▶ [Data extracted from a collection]

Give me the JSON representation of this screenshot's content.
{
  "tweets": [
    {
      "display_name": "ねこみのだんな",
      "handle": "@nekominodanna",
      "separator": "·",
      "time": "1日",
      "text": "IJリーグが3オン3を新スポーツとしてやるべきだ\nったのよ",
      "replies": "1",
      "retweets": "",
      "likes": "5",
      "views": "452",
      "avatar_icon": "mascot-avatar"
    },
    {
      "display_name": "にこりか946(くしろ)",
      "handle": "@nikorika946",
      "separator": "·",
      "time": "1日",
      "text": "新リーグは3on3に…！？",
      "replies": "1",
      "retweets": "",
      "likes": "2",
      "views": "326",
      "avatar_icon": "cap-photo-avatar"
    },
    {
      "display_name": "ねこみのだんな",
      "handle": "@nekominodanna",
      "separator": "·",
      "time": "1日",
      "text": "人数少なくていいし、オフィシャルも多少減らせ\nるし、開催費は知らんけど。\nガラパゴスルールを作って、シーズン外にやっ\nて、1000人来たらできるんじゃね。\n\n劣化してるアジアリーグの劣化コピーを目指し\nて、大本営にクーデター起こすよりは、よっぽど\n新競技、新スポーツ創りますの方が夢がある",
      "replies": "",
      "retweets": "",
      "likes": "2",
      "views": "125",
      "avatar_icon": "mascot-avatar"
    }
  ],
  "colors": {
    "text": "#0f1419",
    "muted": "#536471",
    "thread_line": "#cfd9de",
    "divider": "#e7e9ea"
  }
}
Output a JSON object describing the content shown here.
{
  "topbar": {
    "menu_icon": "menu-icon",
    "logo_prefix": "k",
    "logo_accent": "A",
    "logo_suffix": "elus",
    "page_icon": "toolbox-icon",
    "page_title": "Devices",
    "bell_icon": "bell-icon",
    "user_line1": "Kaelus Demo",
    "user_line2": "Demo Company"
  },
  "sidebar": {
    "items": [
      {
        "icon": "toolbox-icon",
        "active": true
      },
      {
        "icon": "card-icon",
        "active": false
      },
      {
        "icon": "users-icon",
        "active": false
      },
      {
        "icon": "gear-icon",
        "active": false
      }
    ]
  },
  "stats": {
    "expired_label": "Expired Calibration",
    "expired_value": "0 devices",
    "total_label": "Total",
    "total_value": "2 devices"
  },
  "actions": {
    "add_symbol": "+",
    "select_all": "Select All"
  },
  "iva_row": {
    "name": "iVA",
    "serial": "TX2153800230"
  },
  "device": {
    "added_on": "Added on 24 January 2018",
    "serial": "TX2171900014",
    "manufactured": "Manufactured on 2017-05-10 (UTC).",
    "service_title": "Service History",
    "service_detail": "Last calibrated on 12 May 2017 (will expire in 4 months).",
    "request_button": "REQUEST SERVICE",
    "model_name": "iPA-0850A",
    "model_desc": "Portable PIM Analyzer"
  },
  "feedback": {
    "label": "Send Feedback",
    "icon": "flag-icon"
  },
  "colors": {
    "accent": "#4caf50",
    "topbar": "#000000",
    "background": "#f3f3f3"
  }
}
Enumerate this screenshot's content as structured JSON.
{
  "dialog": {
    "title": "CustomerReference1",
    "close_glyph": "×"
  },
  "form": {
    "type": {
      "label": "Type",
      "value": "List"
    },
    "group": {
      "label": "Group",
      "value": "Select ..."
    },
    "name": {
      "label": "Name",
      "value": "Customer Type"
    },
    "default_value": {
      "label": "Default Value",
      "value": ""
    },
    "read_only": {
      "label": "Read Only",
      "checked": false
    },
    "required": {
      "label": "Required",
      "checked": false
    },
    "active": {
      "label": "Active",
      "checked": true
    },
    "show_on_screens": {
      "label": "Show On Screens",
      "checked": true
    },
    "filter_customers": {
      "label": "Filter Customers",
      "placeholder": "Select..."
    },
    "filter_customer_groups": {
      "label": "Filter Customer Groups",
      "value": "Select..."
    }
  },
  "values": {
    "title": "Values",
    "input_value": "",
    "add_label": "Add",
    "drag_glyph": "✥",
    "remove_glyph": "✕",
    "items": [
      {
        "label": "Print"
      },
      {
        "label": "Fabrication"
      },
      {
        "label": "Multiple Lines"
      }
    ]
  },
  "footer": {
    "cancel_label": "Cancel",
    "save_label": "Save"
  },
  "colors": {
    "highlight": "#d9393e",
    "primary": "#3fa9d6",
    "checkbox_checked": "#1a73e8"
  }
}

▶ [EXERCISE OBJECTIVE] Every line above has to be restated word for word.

▶ [PROBLEM SOLUTION]
Give me the JSON representation of this screenshot's content.
{
  "tweets": [
    {
      "display_name": "ねこみのだんな",
      "handle": "@nekominodanna",
      "separator": "·",
      "time": "1日",
      "text": "IJリーグが3オン3を新スポーツとしてやるべきだ\nったのよ",
      "replies": "1",
      "retweets": "",
      "likes": "5",
      "views": "452",
      "avatar_icon": "mascot-avatar"
    },
    {
      "display_name": "にこりか946(くしろ)",
      "handle": "@nikorika946",
      "separator": "·",
      "time": "1日",
      "text": "新リーグは3on3に…！？",
      "replies": "1",
      "retweets": "",
      "likes": "2",
      "views": "326",
      "avatar_icon": "cap-photo-avatar"
    },
    {
      "display_name": "ねこみのだんな",
      "handle": "@nekominodanna",
      "separator": "·",
      "time": "1日",
      "text": "人数少なくていいし、オフィシャルも多少減らせ\nるし、開催費は知らんけど。\nガラパゴスルールを作って、シーズン外にやっ\nて、1000人来たらできるんじゃね。\n\n劣化してるアジアリーグの劣化コピーを目指し\nて、大本営にクーデター起こすよりは、よっぽど\n新競技、新スポーツ創りますの方が夢がある",
      "replies": "",
      "retweets": "",
      "likes": "2",
      "views": "125",
      "avatar_icon": "mascot-avatar"
    }
  ],
  "colors": {
    "text": "#0f1419",
    "muted": "#536471",
    "thread_line": "#cfd9de",
    "divider": "#e7e9ea"
  }
}
Output a JSON object describing the content shown here.
{
  "topbar": {
    "menu_icon": "menu-icon",
    "logo_prefix": "k",
    "logo_accent": "A",
    "logo_suffix": "elus",
    "page_icon": "toolbox-icon",
    "page_title": "Devices",
    "bell_icon": "bell-icon",
    "user_line1": "Kaelus Demo",
    "user_line2": "Demo Company"
  },
  "sidebar": {
    "items": [
      {
        "icon": "toolbox-icon",
        "active": true
      },
      {
        "icon": "card-icon",
        "active": false
      },
      {
        "icon": "users-icon",
        "active": false
      },
      {
        "icon": "gear-icon",
        "active": false
      }
    ]
  },
  "stats": {
    "expired_label": "Expired Calibration",
    "expired_value": "0 devices",
    "total_label": "Total",
    "total_value": "2 devices"
  },
  "actions": {
    "add_symbol": "+",
    "select_all": "Select All"
  },
  "iva_row": {
    "name": "iVA",
    "serial": "TX2153800230"
  },
  "device": {
    "added_on": "Added on 24 January 2018",
    "serial": "TX2171900014",
    "manufactured": "Manufactured on 2017-05-10 (UTC).",
    "service_title": "Service History",
    "service_detail": "Last calibrated on 12 May 2017 (will expire in 4 months).",
    "request_button": "REQUEST SERVICE",
    "model_name": "iPA-0850A",
    "model_desc": "Portable PIM Analyzer"
  },
  "feedback": {
    "label": "Send Feedback",
    "icon": "flag-icon"
  },
  "colors": {
    "accent": "#4caf50",
    "topbar": "#000000",
    "background": "#f3f3f3"
  }
}
Enumerate this screenshot's content as structured JSON.
{
  "dialog": {
    "title": "CustomerReference1",
    "close_glyph": "×"
  },
  "form": {
    "type": {
      "label": "Type",
      "value": "List"
    },
    "group": {
      "label": "Group",
      "value": "Select ..."
    },
    "name": {
      "label": "Name",
      "value": "Customer Type"
    },
    "default_value": {
      "label": "Default Value",
      "value": ""
    },
    "read_only": {
      "label": "Read Only",
      "checked": false
    },
    "required": {
      "label": "Required",
      "checked": false
    },
    "active": {
      "label": "Active",
      "checked": true
    },
    "show_on_screens": {
      "label": "Show On Screens",
      "checked": true
    },
    "filter_customers": {
      "label": "Filter Customers",
      "placeholder": "Select..."
    },
    "filter_customer_groups": {
      "label": "Filter Customer Groups",
      "value": "Select..."
    }
  },
  "values": {
    "title": "Values",
    "input_value": "",
    "add_label": "Add",
    "drag_glyph": "✥",
    "remove_glyph": "✕",
    "items": [
      {
        "label": "Print"
      },
      {
        "label": "Fabrication"
      },
      {
        "label": "Multiple Lines"
      }
    ]
  },
  "footer": {
    "cancel_label": "Cancel",
    "save_label": "Save"
  },
  "colors": {
    "highlight": "#d9393e",
    "primary": "#3fa9d6",
    "checkbox_checked": "#1a73e8"
  }
}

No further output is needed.